Report each line of the data that contains the string "Araç".

(Material provided Opens)

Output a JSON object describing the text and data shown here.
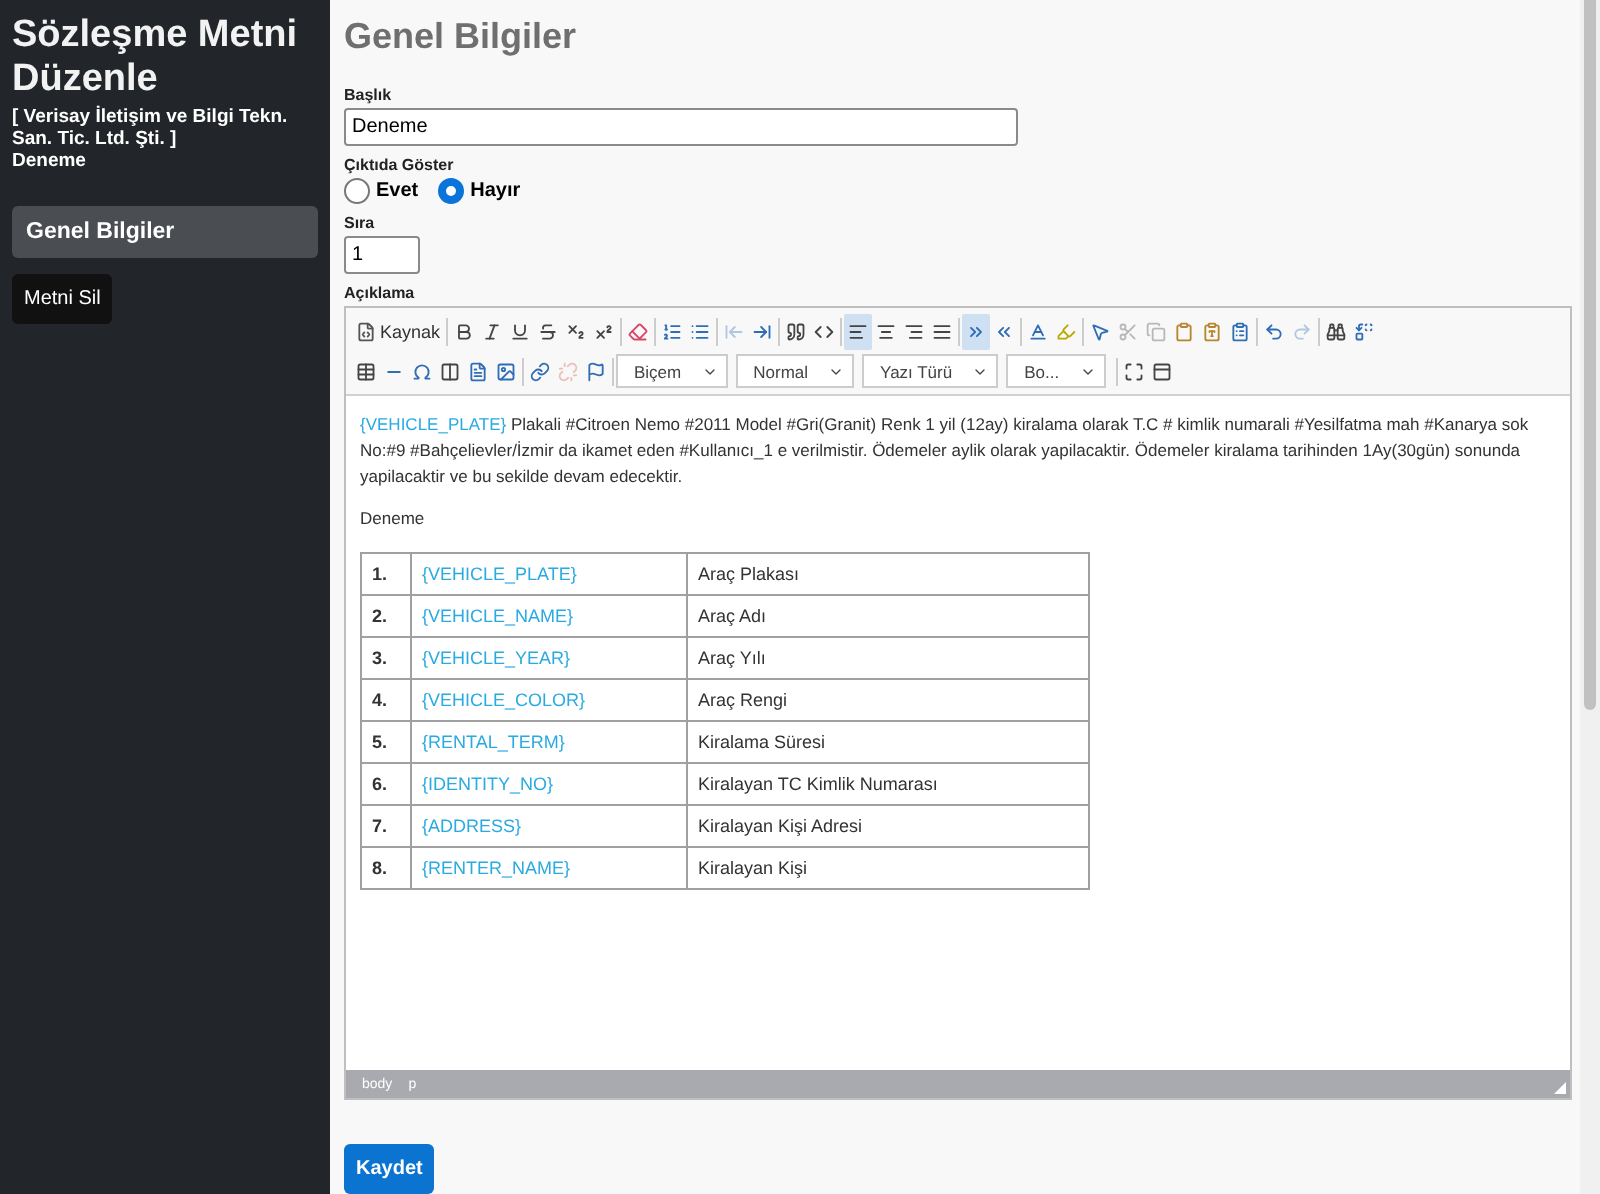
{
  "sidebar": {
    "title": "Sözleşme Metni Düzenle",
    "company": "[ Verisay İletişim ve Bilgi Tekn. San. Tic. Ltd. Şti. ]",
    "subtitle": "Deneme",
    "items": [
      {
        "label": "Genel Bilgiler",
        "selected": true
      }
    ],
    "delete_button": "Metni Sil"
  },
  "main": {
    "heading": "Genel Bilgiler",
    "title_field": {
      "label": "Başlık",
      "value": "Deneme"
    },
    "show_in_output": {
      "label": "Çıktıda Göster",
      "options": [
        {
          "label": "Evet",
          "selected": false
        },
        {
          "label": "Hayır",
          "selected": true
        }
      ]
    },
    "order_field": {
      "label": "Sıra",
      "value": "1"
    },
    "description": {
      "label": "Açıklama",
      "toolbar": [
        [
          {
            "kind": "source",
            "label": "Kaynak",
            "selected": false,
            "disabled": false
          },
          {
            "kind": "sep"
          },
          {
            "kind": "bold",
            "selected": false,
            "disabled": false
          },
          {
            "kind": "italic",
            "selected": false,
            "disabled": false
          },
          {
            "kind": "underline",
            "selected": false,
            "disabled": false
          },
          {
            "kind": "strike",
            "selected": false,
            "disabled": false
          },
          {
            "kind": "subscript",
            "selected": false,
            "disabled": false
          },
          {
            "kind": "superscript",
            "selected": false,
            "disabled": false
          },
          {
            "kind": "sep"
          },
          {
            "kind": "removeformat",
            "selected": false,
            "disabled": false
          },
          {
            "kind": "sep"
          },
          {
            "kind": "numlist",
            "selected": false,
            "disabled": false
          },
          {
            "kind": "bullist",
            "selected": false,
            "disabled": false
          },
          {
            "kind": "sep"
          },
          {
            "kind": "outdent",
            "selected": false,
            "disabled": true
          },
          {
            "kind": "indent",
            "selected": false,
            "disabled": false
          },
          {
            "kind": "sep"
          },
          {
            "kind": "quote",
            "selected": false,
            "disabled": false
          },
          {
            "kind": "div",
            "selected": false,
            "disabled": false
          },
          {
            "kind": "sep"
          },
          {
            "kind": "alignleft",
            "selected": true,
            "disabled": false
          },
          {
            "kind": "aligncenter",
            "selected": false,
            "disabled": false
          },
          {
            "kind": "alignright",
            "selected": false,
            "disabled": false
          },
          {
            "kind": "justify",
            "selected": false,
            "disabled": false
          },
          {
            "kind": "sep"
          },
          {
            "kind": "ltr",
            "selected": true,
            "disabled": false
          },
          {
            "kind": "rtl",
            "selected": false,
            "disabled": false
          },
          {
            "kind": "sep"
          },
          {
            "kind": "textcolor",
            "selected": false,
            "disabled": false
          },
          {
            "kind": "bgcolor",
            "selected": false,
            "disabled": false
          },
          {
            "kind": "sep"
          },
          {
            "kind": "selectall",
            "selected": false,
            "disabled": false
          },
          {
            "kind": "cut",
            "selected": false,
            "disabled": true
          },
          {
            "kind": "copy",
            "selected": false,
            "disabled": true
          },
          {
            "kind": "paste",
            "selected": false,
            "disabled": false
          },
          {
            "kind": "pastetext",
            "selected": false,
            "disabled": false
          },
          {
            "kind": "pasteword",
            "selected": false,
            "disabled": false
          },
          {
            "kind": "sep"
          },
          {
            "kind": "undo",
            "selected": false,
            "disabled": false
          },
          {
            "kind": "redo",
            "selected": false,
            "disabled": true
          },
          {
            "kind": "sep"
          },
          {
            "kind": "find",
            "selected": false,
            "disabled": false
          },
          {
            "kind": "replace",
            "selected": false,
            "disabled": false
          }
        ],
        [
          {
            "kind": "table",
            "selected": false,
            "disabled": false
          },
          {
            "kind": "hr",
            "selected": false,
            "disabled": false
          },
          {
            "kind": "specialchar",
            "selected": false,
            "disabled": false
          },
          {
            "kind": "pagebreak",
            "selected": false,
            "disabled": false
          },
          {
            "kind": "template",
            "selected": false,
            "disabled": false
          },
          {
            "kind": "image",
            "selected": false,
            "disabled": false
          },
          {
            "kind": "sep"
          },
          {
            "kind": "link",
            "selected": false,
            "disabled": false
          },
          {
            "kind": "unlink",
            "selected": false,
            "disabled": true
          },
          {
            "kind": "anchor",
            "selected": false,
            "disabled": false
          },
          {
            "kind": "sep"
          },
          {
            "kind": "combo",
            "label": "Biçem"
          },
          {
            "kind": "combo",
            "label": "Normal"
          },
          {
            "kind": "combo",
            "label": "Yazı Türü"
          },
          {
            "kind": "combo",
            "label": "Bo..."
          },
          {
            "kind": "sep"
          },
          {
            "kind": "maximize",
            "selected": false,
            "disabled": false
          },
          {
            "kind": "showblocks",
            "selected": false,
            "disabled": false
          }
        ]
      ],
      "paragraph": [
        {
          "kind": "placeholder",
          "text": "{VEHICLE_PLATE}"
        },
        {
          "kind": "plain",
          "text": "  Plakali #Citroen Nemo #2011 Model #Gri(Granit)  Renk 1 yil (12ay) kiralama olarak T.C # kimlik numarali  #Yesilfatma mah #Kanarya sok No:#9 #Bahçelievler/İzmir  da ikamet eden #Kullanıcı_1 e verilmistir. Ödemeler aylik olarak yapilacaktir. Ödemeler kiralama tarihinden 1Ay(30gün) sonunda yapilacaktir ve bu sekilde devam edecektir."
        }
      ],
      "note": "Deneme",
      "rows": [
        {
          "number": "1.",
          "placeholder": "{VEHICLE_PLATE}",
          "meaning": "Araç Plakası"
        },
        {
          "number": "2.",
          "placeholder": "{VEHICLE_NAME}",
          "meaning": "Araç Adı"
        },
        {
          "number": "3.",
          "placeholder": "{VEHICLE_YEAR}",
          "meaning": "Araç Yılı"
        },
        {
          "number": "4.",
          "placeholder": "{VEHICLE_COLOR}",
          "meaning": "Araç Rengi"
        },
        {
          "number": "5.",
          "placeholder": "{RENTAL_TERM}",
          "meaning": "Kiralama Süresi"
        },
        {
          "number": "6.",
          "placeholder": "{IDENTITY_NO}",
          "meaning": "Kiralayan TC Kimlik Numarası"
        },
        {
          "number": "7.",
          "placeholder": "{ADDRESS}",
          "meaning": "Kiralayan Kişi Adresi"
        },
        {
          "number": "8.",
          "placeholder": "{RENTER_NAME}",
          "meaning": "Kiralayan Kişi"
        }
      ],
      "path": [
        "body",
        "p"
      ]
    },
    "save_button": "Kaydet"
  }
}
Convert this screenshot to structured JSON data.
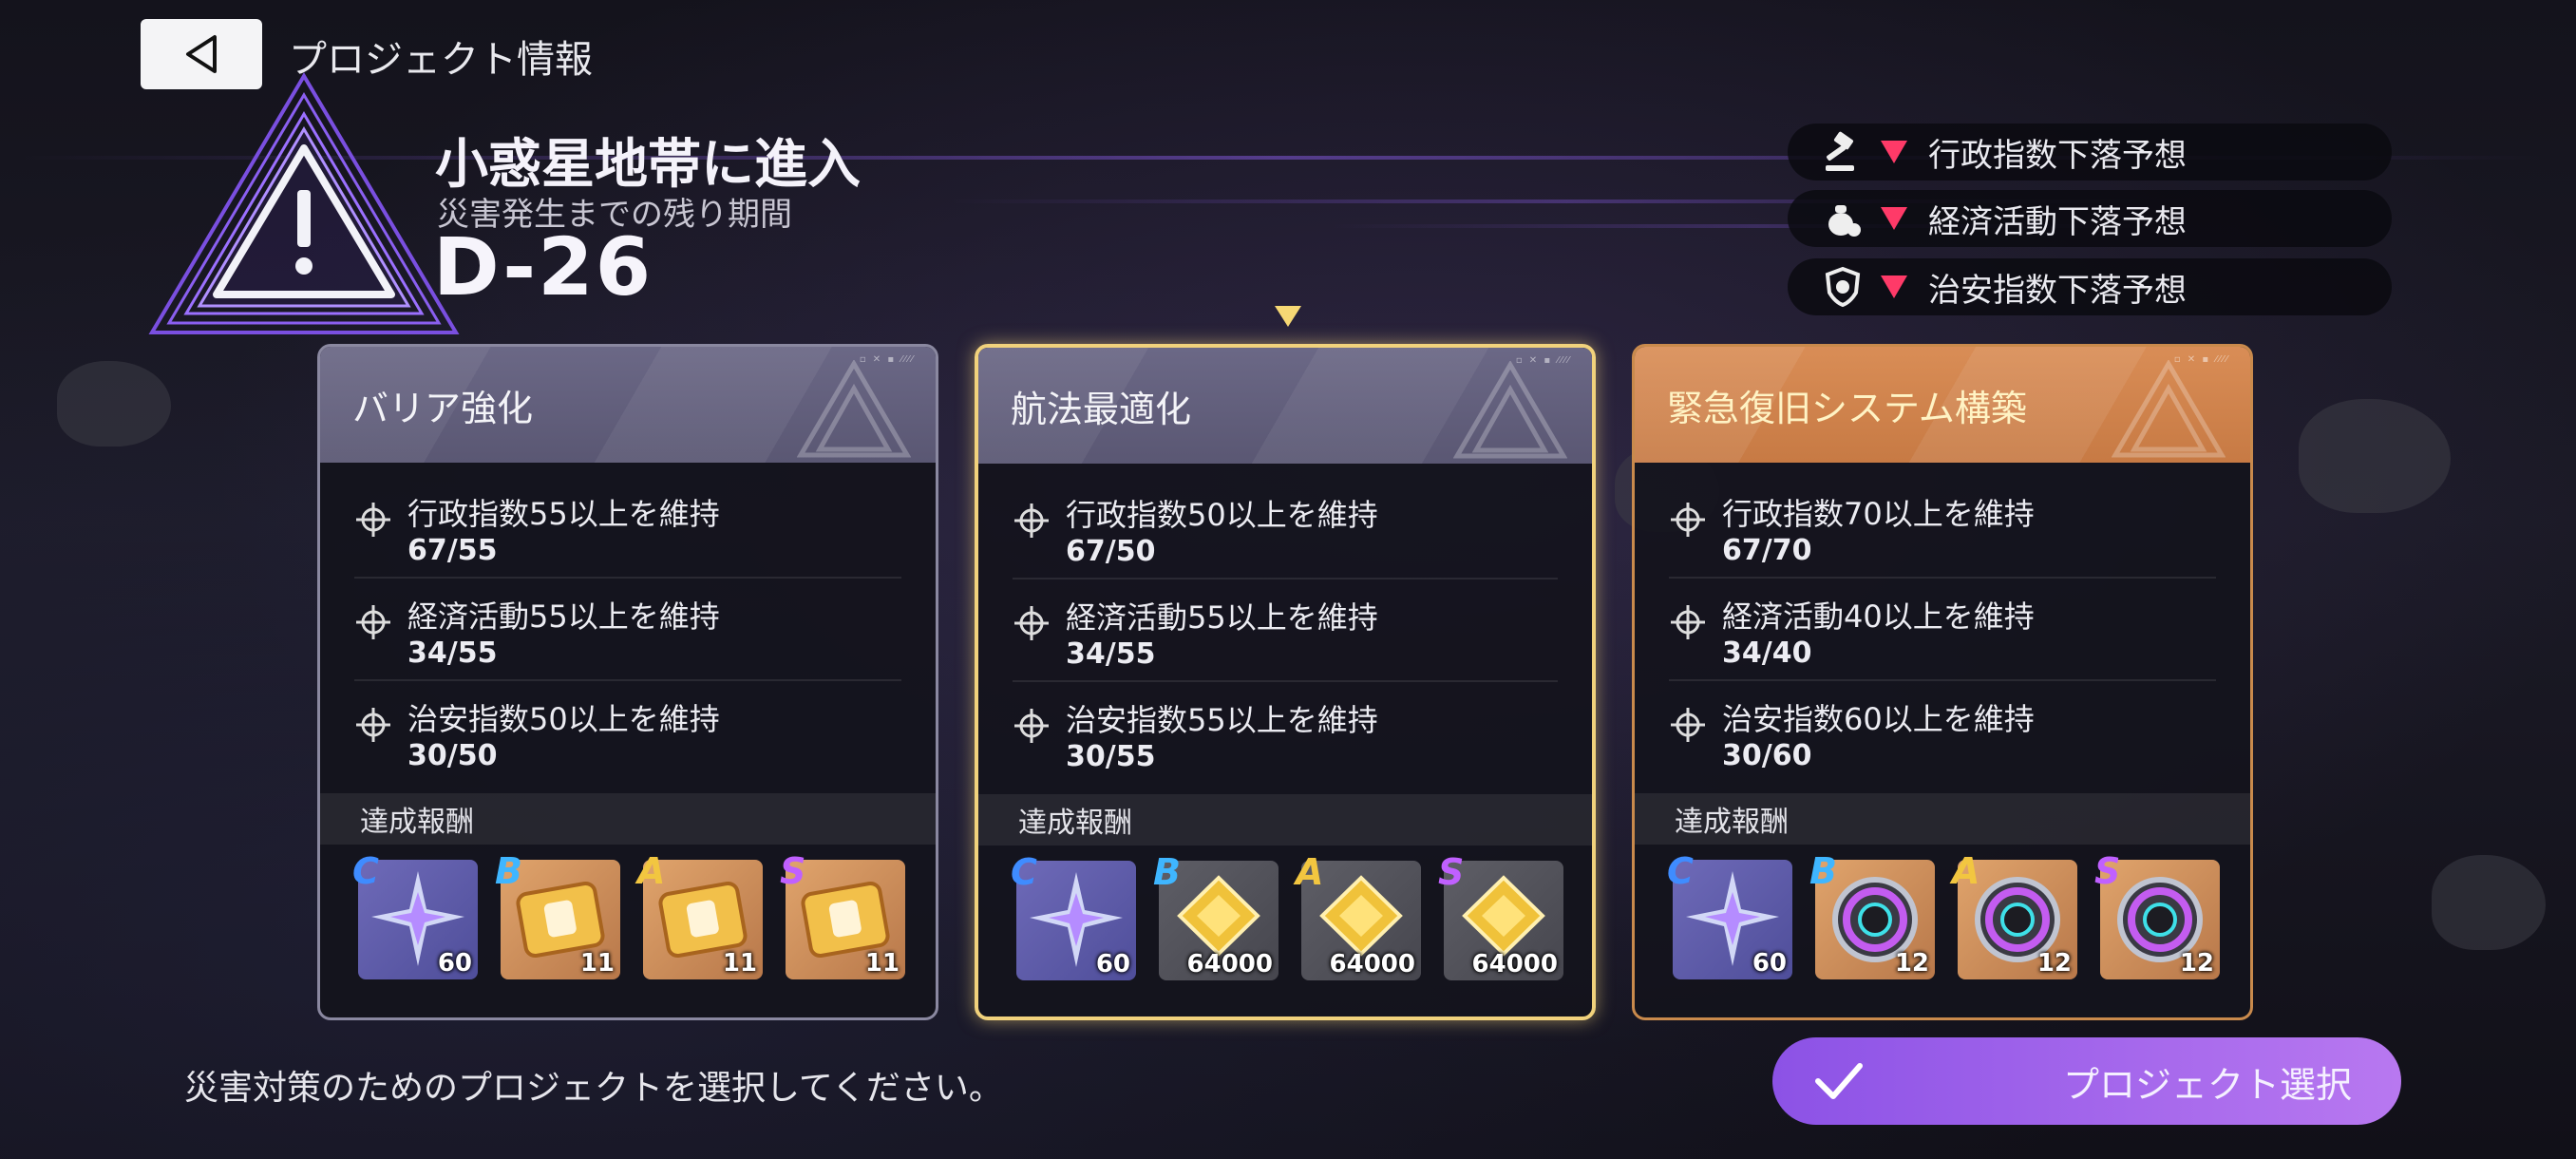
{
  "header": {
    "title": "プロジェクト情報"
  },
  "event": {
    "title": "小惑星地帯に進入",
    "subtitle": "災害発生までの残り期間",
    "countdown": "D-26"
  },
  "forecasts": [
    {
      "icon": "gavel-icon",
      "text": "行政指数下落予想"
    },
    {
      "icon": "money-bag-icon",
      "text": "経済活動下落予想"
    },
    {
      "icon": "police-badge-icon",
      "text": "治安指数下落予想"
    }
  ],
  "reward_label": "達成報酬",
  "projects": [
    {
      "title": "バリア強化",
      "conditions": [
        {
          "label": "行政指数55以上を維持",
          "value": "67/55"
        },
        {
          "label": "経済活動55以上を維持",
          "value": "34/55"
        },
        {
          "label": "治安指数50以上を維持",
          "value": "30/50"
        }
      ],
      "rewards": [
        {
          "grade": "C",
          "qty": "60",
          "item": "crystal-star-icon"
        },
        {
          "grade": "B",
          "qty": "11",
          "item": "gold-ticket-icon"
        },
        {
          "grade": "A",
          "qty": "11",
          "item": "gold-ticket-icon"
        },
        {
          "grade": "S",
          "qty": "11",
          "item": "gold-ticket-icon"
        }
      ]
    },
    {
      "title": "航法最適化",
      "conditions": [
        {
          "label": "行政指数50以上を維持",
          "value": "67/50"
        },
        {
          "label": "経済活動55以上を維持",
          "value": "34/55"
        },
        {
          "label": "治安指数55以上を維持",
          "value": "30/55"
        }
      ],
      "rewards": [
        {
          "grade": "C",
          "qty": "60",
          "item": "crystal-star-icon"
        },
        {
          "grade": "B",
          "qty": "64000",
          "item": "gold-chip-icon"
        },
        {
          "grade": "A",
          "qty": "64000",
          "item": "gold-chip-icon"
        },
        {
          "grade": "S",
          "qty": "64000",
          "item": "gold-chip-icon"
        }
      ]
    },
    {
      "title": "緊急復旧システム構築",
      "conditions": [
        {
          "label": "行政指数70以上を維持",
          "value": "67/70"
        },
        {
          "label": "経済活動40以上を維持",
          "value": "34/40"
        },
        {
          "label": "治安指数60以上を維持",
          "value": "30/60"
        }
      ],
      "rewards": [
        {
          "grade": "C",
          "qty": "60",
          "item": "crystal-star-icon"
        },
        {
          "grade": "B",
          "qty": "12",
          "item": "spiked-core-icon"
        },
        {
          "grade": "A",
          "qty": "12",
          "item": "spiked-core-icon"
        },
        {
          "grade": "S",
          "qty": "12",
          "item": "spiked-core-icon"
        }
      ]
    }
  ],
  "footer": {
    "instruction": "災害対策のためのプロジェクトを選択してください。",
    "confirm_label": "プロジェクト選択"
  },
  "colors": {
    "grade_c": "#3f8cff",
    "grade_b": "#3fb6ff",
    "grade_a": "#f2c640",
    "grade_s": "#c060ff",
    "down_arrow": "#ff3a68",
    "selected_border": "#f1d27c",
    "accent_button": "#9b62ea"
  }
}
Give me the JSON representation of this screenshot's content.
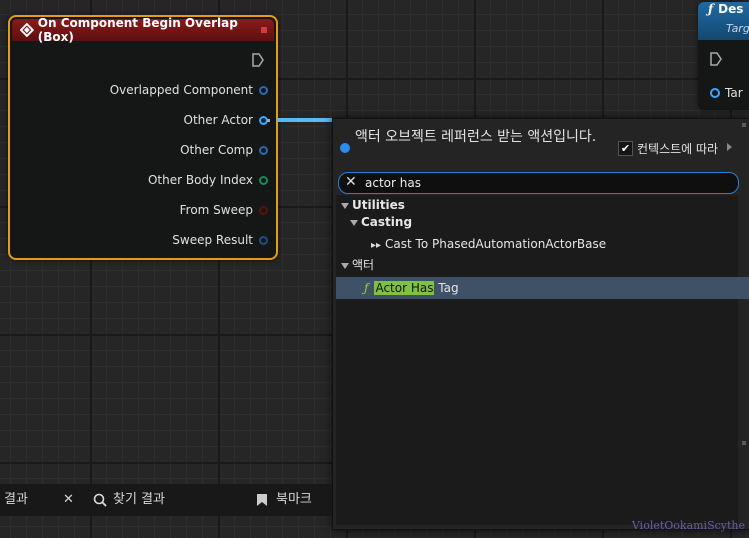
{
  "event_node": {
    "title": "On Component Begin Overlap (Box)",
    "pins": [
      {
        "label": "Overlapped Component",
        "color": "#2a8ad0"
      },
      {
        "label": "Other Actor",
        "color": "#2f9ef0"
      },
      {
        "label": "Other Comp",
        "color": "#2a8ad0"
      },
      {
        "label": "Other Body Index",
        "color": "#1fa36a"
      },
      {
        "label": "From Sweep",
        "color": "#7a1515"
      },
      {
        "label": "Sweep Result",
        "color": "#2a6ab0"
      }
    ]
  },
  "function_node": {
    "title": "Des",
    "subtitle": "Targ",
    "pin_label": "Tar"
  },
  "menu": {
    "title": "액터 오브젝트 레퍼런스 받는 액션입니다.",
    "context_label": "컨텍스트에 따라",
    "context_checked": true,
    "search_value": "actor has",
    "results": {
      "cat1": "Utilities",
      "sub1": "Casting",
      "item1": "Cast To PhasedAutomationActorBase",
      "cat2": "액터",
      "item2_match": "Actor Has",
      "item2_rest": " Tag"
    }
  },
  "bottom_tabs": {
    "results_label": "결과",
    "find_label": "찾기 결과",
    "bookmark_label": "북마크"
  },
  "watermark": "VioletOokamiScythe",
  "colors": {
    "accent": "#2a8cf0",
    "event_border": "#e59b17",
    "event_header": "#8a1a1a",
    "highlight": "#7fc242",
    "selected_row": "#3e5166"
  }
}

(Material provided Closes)

- _Answer to the problem_:
          "meaning": "Araç Plakası"
          "meaning": "Araç Adı"
          "meaning": "Araç Yılı"
          "meaning": "Araç Rengi"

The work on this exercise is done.